Mumford in his book ‘The city in history’ tackles many ills bedeviling the development of the city from the medieval ages to the present mega polis. The city and its role in human settlement advancements is elaborately explained. Mumford goes on to mention that the city has been in existence for as long as humans settled life has. The advent of farming and the necessity to settle down in doing so, saw the earliest settlements of human beings in organized permanent structures. The growth of the city from a small communion of people sharing similar motions of daily life, to highly populated and diverse mega polis of present the present day, the transition is well lain out.
The advancements in the production and technological occupations of the city life is seen as a main factor that contributes to the dehumanizing of the city. Residents who have no concern for the welfare of the other city dwellers inhabit this city. The city residents of the city of Rome, for example, are contrasted with the residents of the city of Athens. While the city of Athens inhabitants are seen as humane and people oriented, the Rome residents are portrayed as disillusioned and self-seeking. The city of Rome reference to as the dehumanized city in the book due to its perceived lack of social life that was reflective of content and self-actualized human beings. The cities of ancient Greece are portrayed as the polis, or the city of people where civility guided by individual initiative reigns supreme. The relative freedom and intimacy enjoyed by these cities favored the development of a thriving social and intellectual culture in the city of men. The city of Rome however is depicted as a dehumanized settlement of people with interests only to their individual advancements. The city of Rome is employed as an example of what authority and the development of cities into extravagant sizes can do to both the populace and the administration of such regimes.
In the book however, Mumford takes the stand that a city and its conceptual features are directly correlate able with its more prominent features. The size a city develops into and its ability to have meaningful social relations among the city residents, are for instance, correlated to a fault. While it is true that the size of the city influenced the kind of relationships between the town’s inhabitants, it is not definitively relatable the size of a city to the quality of its relationships. There was a major oversight from Mumford in generalizing a trend historically observed to future trends, as human being behavior is highly adaptable due to their advanced intellectual capability. Some cities, in fact, have made tremendous leaps towards achieving a social lifestyle that is concerned for the welfare of the others. While it is impossible to know even a small fraction of fellow residents in the modern megalopolis, the number of people the modern city dwellers interacts with in a social level is far much greater than the residents of the ancient cities. While the low populations in the cities enabled the intimate relationships between residents, the modern city is highly populous and the interactions between much more populous than the ancient city residents experienced

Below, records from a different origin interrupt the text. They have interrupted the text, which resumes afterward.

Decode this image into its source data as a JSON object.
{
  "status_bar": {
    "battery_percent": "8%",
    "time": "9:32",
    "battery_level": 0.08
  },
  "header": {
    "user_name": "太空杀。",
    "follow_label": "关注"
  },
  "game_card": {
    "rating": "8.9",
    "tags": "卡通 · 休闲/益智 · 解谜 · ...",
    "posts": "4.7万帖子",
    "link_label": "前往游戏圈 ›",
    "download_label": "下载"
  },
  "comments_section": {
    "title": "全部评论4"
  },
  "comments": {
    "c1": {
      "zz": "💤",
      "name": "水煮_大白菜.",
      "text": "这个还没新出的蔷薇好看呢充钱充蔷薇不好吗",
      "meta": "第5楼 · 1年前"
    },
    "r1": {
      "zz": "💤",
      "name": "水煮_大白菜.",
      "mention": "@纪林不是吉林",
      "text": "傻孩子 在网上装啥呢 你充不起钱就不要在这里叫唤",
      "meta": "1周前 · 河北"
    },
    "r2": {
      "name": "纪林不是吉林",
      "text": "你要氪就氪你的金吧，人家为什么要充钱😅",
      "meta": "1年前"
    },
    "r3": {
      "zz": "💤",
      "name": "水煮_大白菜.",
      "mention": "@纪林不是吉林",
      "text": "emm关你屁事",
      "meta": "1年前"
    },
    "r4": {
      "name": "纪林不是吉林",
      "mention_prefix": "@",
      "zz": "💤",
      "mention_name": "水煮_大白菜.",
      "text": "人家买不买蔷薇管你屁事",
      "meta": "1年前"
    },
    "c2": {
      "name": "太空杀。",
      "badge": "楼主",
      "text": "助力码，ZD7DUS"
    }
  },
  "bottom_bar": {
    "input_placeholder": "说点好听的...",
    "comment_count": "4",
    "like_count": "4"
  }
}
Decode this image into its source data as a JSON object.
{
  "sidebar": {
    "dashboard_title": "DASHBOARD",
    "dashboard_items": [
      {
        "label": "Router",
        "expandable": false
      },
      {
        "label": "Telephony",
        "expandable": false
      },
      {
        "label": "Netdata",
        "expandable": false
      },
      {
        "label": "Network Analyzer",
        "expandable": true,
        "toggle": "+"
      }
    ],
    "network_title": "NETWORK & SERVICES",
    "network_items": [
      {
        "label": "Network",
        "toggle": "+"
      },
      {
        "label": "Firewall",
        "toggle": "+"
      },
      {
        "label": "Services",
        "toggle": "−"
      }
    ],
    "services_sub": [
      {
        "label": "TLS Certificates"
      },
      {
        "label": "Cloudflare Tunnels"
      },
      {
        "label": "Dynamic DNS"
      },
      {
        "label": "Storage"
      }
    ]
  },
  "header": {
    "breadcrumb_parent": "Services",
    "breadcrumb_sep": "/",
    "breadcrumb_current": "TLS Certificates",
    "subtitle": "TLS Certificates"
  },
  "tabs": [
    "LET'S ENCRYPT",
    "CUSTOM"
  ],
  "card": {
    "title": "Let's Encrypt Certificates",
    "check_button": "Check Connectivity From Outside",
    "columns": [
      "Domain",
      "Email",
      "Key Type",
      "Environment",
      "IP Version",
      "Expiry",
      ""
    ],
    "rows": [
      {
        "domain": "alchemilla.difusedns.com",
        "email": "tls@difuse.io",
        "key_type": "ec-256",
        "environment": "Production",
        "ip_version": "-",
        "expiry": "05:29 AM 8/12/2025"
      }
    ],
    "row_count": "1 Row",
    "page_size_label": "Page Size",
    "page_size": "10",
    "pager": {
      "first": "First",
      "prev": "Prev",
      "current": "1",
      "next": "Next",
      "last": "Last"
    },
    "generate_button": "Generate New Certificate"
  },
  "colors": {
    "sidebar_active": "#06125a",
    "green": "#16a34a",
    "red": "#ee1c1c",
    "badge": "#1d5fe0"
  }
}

Mumford, in his book makes important assertion and important conclusions, but his generalization of the fate of the city based on its observable characteristics is highly under informed. Modern cities, owing to the ever-surging human population would barely manage to construct models of living as Mumford envisaged as the perfect city. The dynamics at work are much more different and administrative and systems are much more advanced and complicated. Mumford views the current megalopolis as exposing humanity to annihilation through nuclear warfare. The sheer fact of people living in concentrated settlements making them easy targets of war. While this might be true, the population of the world has exponentially risen over the past few centuries. Without the cities as they exist today, human life would be very difficult, if not impossible for the modern man. The need to live in central places far overweighs the need to disperse settlements. It is far mar easier to provide services and products to many people at once in a huge city than it would be economically viable over smaller far apart cities.
Humans did not lose the ability to be humans by inhabiting the modern capitalistic city, they just responded intuitively to changing times and conditions. If humans had preserved the ancient intimate cities, production would not have continued being viable and there would be probably more chaos than presently witnessed. The perfect model for this argument is an observation of the traditional tribes of some developing countries. In Kenya\, for instance, the semi-nomadic tribes of the arid north of the country are in constant dispute amongst tribes over resources such as pasture and watering holes. While their maintenance of their traditional intimate clan setting nurtures their relationship as clan members, they lack touch with the wider populace. The city therefore as we know it today, had several influences upon human life than Mumford gives it credit.